May 05 · Surely today would be better than yesterday. Right. During breakfast alongside an annoying couple who wouldn’t put their phones on silent mode, the rain started to pour. How can the travel gods not be with me now? As I listened to rain slamming against my window, I looked at the forecast: 45 km/hr winds + heavy precipitation all day long. Good god.
I made an executive decision & switched my last day in Venice–a writing day–for today. No way my IKEA umbrella could handle the weather, & if I can’t read, walk & write outside then I can’t do my job. Hello, map corrections! According to Google, there would be a one-hour break in the rain… perfect for me to get lost, eventually find a supermarket, get sustenance & run back to the hotel for more text edits. So basically two nights in Venice would pass & I hadn’t been able to venture far. I’d have my work cut out for me over the next few days.
May 06 · Thanks to hotel time yesterday, I had my schedule planned to the minute today. Hotels, hotels, hotels. We recommend over 50–based on which sestiere you’d like to stay in–& I had to hit them all. What a way to explore the city! I made it to 31 before I had to quit. At the same time, I could check on Rick’s requests, some reader feedback… a little bit of everything. Of course I stopped occasionally to take a picture & admire the view. Venice is as breathtaking as people say.
May 07 · Vaporetto time! Loved the industrial side of Murano, but the glass itself not so much. Found a fun place to add to the book that sells glass tiles for mosaics, then continued on to Burano. Painted houses, leaning tower, meh. The crowds took away my appetite for lunch so I skipped it. I had to get back to Venice & switch hotels anyway… to a dark hole with minimal cell coverage & internet that only sorta kinda worked if I sat right at the door. Did I just go back in time to 2002? Adored the Cannaregio neighborhood though… residential realness.
May 08 · The views from Giudecca are indeed amazing (Rick asked for my opinion), & the island itself is laid-back with an interesting residential section. I even found a house I’d love to buy! But I had a date with Peggy Guggenheim… ah, if only. I paid my respects though for all she did for 20th-century art. Many of the paintings had been moved so I had my work cut out rearranging text & correcting maps. At this point my body said “enough is enough”. I’d walked about 80% of the city over the past few days, taken countless vaporetto rides, finished all hotels & needed pizza, wine & rest. Whew.
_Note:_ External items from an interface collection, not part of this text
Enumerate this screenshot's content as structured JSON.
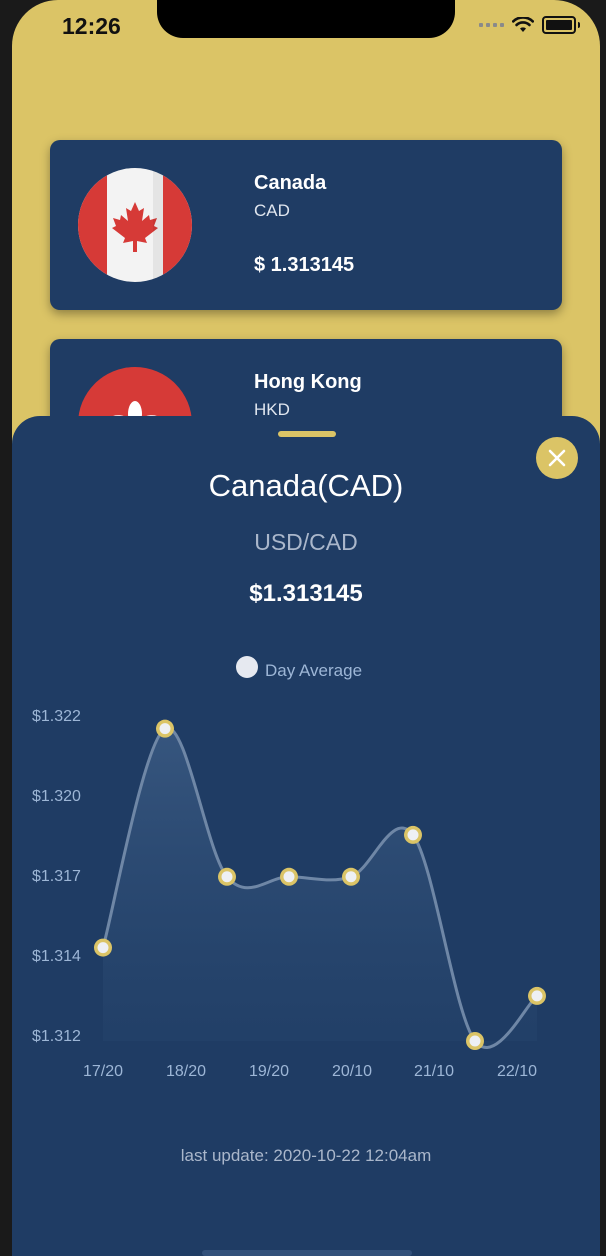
{
  "status_bar": {
    "time": "12:26"
  },
  "cards": [
    {
      "name": "Canada",
      "code": "CAD",
      "rate": "$ 1.313145"
    },
    {
      "name": "Hong Kong",
      "code": "HKD"
    }
  ],
  "detail": {
    "title": "Canada(CAD)",
    "pair": "USD/CAD",
    "rate": "$1.313145",
    "last_update": "last update: 2020-10-22 12:04am"
  },
  "colors": {
    "background": "#dbc466",
    "card": "#1f3c64",
    "accent": "#dbc466"
  },
  "chart_data": {
    "type": "line",
    "series": [
      {
        "name": "Day Average",
        "values": [
          1.3148,
          1.3216,
          1.317,
          1.317,
          1.317,
          1.3183,
          1.3119,
          1.3133
        ]
      }
    ],
    "x_ticks": [
      "17/20",
      "18/20",
      "19/20",
      "20/10",
      "21/10",
      "22/10"
    ],
    "y_ticks": [
      "$1.322",
      "$1.320",
      "$1.317",
      "$1.314",
      "$1.312"
    ],
    "ylim": [
      1.3119,
      1.3219
    ],
    "legend_placement": "top-center",
    "grid": false
  }
}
May 09 · After a morning of tracking down recommended shopping sites (and buying a few souvenirs for home), I decided to do something for me… I’d yet to see a church interior, so randomly picked Frari because I was nearby. Score. Had to switch hotels again for one night only, did a last minute review to see if I’d missed anything, then realized I needed to check in for my flight. Duh. My vaporetto pass would expire soon, so I needed one last sunset boat ride. Even though I saw very few of the typical tourist sites–a previous researcher & Rick had covered that part earlier–the charms of Venice were obvious. Can’t wait to return!
May 10 · Ever wonder what Venice looks like from a water taxi at 05:30? Now you do. Direct flight home to Sevilla & two days to prep for my next tour. Zzzzzz…
Apologies if I got a bit wordy & added more photos this year, but I had many new experiences during this trip that I wanted to share. Rick Steves’ Italy is his best-selling guidebook & the Rick Steves’ Venice book is a labor of love, so I felt a little pressure to make sure things were as good as possible. In spite of the weather changing every 6 hours, from chilly & rainy to way too sunny, I had an amazing, exhausting time. I’ve grown professionally as a guide & as a writer, plus I’ve explored places I never thought I’d see. I wonder where they’ll send me next year…